### ASSIGNMENT
Every line below that includes the word "icon" needs to be copied.

### PROVIDED INFORMATION

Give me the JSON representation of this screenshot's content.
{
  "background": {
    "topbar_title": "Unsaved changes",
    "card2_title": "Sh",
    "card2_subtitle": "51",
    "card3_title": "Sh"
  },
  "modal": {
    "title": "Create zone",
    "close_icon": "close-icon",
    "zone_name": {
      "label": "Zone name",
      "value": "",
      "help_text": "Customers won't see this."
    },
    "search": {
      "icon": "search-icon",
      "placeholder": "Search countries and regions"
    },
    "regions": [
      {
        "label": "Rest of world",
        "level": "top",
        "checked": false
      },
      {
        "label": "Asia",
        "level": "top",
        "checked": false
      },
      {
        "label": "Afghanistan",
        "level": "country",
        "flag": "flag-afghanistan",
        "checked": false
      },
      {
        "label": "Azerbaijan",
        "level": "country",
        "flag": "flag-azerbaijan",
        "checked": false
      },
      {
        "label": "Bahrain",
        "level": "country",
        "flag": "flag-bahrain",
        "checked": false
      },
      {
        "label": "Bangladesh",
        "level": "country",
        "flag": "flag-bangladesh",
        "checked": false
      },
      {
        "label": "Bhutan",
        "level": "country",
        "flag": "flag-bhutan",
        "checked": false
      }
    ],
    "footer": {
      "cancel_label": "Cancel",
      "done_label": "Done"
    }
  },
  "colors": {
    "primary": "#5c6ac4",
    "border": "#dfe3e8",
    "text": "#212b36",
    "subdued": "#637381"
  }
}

### SOLVED PROBLEM
    "close_icon": "close-icon",
      "icon": "search-icon",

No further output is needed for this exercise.